How Long do Women have Premenstrual Syndrome?


How Long do Women have Premenstrual SyndromePremenstrual syndrome (PMS) is expression used to denote symptoms a woman may experience during menstrual cycle. These symptoms can start a couple of days before the monthly menstrual cycle (luteal phase) and usually stop when the ovulation starts (follicular phase) or shortly thereafter. Symptoms of PMS can be physical, psychological and cognitive or behavioural. Severity of PMS symptoms may vary from mild to severe. PMS does not occur in prepubertal period, postmenopausal women, anovulatory (e.g., pregnant) women or in women, who have undergone oophorectomy.

Read: Tips to Avoid Premenstrual Syndrome

Just how long does PMS last?

Symptoms of premenstrual syndrome may start at any age following the start of menstruation i.e. in teens or during the 20s or even 30s. The symptoms of PMS can start to subside after age 35, but they usually stop after menopause.
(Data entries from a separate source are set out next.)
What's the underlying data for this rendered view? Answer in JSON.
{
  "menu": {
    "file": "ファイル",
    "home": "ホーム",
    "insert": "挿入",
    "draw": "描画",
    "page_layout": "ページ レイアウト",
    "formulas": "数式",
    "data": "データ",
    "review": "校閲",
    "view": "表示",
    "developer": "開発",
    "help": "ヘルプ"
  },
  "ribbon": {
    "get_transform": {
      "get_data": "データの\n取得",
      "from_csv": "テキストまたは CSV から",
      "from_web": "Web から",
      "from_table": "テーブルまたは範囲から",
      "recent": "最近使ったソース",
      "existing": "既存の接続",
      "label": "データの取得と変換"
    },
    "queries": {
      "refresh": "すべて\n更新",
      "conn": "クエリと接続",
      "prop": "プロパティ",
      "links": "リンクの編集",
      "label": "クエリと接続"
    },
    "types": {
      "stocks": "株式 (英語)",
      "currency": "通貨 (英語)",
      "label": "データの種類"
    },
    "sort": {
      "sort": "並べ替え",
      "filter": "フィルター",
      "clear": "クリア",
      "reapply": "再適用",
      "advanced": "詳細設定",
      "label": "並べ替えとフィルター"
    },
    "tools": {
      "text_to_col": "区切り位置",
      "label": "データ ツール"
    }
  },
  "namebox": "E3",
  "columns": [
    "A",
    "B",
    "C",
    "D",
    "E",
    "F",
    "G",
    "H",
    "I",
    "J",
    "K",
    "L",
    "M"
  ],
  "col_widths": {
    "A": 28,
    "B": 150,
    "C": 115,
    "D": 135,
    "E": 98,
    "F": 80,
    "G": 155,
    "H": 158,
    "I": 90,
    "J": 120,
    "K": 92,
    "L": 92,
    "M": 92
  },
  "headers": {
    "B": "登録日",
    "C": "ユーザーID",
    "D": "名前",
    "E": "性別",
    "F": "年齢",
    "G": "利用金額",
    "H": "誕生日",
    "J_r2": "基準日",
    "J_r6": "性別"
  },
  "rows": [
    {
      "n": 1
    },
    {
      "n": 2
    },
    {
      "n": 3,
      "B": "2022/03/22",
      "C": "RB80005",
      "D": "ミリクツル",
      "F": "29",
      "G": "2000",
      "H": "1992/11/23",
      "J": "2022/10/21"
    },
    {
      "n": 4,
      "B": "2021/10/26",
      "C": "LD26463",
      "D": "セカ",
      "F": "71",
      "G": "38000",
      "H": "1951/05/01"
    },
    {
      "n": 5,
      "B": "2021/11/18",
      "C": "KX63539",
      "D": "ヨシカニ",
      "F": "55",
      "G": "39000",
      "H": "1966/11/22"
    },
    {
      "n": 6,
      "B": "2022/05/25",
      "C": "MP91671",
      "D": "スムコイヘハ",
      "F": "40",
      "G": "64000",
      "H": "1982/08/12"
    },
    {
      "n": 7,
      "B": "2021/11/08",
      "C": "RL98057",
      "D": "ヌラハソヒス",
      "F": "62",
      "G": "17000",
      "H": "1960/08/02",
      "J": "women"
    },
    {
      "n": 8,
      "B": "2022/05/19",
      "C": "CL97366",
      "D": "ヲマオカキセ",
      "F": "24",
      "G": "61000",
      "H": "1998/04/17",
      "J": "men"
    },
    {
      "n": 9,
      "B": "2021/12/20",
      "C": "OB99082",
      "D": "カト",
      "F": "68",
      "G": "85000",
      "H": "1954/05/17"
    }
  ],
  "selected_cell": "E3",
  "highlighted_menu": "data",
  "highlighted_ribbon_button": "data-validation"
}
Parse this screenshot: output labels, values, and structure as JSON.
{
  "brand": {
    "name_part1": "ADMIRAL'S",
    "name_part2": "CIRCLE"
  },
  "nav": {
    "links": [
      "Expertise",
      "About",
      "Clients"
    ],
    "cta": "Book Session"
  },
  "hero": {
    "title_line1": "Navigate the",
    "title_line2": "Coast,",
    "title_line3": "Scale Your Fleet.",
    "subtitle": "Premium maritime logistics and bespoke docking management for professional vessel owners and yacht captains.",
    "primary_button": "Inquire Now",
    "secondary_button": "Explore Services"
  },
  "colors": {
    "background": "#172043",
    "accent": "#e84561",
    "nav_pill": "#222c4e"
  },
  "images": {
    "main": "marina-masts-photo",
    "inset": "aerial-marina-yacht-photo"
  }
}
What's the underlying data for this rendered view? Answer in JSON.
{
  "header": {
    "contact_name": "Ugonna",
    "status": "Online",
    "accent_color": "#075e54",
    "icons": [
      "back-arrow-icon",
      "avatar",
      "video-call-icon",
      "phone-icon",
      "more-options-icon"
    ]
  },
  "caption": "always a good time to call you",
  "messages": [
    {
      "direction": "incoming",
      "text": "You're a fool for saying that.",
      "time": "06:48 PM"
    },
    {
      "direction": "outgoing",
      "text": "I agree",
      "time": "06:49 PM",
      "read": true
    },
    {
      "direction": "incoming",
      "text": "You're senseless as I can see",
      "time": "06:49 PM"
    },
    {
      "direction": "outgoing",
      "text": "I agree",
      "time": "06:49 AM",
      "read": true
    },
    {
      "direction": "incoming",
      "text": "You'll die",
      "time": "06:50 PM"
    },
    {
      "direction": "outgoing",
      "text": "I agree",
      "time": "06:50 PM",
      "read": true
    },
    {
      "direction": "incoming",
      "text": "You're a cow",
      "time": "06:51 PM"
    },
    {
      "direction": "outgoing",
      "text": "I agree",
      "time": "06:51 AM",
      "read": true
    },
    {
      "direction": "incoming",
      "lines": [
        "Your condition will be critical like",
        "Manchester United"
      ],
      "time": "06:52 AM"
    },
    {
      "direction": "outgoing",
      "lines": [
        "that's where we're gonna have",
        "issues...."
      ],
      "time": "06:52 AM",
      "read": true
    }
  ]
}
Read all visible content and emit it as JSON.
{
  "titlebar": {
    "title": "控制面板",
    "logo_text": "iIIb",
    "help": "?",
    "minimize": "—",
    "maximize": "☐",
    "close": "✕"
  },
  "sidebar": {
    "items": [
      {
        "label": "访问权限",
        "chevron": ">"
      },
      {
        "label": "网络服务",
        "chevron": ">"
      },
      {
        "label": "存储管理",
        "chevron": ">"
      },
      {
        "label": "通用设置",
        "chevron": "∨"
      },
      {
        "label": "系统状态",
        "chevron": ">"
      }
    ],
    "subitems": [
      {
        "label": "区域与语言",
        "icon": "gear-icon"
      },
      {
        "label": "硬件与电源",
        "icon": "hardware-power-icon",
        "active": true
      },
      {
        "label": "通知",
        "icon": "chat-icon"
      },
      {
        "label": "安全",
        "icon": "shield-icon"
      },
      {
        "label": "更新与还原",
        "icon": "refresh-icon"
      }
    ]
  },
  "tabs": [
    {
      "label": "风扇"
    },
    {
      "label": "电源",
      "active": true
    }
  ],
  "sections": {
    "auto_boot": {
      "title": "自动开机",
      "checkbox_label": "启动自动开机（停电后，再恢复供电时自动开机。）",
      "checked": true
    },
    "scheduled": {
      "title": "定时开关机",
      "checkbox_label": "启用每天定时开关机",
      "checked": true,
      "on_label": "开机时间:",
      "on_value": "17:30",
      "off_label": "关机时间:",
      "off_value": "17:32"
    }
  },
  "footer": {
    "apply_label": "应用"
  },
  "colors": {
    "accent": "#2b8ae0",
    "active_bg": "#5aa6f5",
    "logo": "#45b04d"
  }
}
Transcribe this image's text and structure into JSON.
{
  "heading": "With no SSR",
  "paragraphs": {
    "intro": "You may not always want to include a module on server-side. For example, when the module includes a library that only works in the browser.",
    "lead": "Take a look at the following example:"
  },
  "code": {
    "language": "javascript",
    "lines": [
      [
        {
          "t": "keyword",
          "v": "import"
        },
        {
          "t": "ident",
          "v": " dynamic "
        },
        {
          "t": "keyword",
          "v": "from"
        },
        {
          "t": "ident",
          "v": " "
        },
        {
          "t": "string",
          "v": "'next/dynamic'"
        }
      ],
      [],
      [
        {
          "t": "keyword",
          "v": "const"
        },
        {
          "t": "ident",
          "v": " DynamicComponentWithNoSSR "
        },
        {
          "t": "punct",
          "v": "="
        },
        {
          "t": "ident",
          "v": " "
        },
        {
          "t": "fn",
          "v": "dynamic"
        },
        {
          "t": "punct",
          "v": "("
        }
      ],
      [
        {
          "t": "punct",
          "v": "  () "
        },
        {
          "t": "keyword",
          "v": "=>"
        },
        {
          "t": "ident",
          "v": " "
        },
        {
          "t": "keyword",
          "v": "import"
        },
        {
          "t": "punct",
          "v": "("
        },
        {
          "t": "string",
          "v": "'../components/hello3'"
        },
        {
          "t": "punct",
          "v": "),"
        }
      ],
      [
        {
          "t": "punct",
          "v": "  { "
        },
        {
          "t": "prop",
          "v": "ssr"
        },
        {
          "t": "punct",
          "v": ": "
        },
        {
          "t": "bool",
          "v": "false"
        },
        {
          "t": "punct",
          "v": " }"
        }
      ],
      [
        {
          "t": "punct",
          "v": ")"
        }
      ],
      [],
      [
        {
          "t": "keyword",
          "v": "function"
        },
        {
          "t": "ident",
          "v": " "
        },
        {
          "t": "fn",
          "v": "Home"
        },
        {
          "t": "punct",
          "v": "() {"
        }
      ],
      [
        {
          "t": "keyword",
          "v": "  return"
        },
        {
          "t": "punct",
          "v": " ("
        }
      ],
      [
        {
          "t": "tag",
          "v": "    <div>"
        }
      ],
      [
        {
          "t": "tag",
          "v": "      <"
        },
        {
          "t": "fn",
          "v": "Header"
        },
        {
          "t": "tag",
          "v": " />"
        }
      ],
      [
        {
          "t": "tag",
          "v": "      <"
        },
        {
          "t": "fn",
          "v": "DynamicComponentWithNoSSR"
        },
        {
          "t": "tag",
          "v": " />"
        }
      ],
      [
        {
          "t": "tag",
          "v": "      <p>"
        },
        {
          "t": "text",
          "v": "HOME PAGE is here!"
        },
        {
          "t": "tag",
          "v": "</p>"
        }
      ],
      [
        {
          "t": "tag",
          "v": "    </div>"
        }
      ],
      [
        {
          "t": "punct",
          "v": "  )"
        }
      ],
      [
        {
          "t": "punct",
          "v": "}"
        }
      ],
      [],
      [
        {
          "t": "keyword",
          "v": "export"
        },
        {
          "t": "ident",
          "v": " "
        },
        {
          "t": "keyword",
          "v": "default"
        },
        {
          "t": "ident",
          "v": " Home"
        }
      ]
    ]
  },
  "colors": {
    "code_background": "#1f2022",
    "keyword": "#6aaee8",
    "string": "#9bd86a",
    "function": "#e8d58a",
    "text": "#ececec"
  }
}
In some women, PMS symptoms can worsen in the late 30s and 40s (the perimenopause phase). According to research, about 75% of women experience some symptoms of PMS (can be mild to moderate severity), about 20% to 50% find that symptoms interrupt their daily life and stop them from doing their routine activities and about 3% to 5 percent have severe symptoms which could incapacitate them.

Read: the Way to Cope with Premenstrual Syndrome

PMS doesn’t remit spontaneously prior to the menopause in many women. Women with PMS normally have symptoms during their reproductive lifetime after it starts, but with treatment (healthful diet, regular exercise and medications) most girls get significant relief. Definitive or permanent cure for PMS is surgery to remove the uterus and embryo, however, this is a major surgery with many complications and effects. Therefore, doctors prefer to treat with drugs and usually do not recommend surgery.

Read more posts on Premenstrual Syndrome.


Please enter your comment!
Please enter your name here